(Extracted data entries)
--------------------------------------------------

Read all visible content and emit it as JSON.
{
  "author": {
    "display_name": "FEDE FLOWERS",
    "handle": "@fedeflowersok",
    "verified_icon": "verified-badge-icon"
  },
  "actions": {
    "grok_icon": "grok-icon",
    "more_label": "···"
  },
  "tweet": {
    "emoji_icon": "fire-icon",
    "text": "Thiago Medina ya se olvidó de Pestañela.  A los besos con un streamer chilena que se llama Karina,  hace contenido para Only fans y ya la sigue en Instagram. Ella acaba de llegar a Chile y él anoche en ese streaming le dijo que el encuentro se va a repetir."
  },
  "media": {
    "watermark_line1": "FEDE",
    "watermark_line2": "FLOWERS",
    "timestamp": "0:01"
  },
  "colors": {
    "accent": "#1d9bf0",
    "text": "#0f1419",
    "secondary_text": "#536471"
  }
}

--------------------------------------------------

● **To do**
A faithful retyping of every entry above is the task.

● **Solution to the exercise**
Read all visible content and emit it as JSON.
{
  "author": {
    "display_name": "FEDE FLOWERS",
    "handle": "@fedeflowersok",
    "verified_icon": "verified-badge-icon"
  },
  "actions": {
    "grok_icon": "grok-icon",
    "more_label": "···"
  },
  "tweet": {
    "emoji_icon": "fire-icon",
    "text": "Thiago Medina ya se olvidó de Pestañela.  A los besos con un streamer chilena que se llama Karina,  hace contenido para Only fans y ya la sigue en Instagram. Ella acaba de llegar a Chile y él anoche en ese streaming le dijo que el encuentro se va a repetir."
  },
  "media": {
    "watermark_line1": "FEDE",
    "watermark_line2": "FLOWERS",
    "timestamp": "0:01"
  },
  "colors": {
    "accent": "#1d9bf0",
    "text": "#0f1419",
    "secondary_text": "#536471"
  }
}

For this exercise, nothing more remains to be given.